Staff Sgt. Alexandra M. Longfellow is a 509th Bomb Wing Public Affairs photojournalist. (U.S. Air Force photo/Staff Sgt. Alexandra M. Longfellow)  Even today, Rosie’s signature expression and inherent strength are an inspiration to millions of Americans, myself included. “I first learned about Rosie when I was seven. My mom handed me a magazine to look through and I saw the bright yellow and blue background overlaid with a girl showing her muscles. I was so intrigued by the girl in the red polka-dot bandana. From that moment on, I constantly asked my parents who she was, what she did and why she did it. I wanted to be exactly like her when I grew up. My parents signed the papers for me to enter the Air Force at the age of 17. Three weeks after I graduated high school, I was on a plane headed to San Antonio, Texas, for basic military training. Although I do not get my hands dirty on an assembly line every day the way Rosie did, I still pull my hair back tight and use my hands to get the job done for our military and to provide for my family, having a can-do attitude, knowing I am never alone. Nor was Rosie.  Thinking of Rosie helped me get back up on my feet and continue to do good things with my life and become a better Airman, a better me. I am now a single mother of two children, full-time student and a military career woman. I give 100 percent in every aspect in my life.  Rosie taught me that all people, not just women, can do anything they want as long as they set their mind to it.” 

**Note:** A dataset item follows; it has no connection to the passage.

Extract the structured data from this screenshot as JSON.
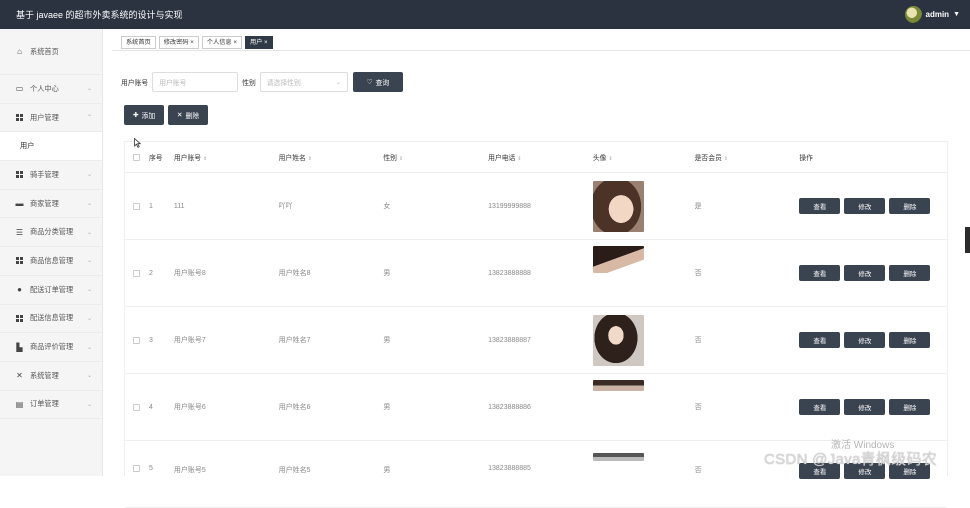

Rosie could quite sweetly be a derivative of Rose… for Those Who “Rose” Above during the most Challenging of times…  bridging the gap between generations and providing a lasting symbol for our grandmothers, mothers, sisters, friends, ourselves, our daughters and our granddaughters! Rosie the Riveter represents the historical catalyst for positive change but it is up to us, through our actions, our choices and voices, to be the catalysts for empowerment amongst future generations of girls and women and to teach our sons and husbands about equality. As we impart the historical and emotional lessons of compassion, independence, hard work and self-worth, we can be confident that these life lessons are priceless and timeless. Lessons that not only give a language to “how to live ethically and with fierce conviction,” but a voice to speak that language. A voice that our daughters and sons will need to use and one that will speak volumes to generations to come.

Sources:  Library of Congress, HISTORY,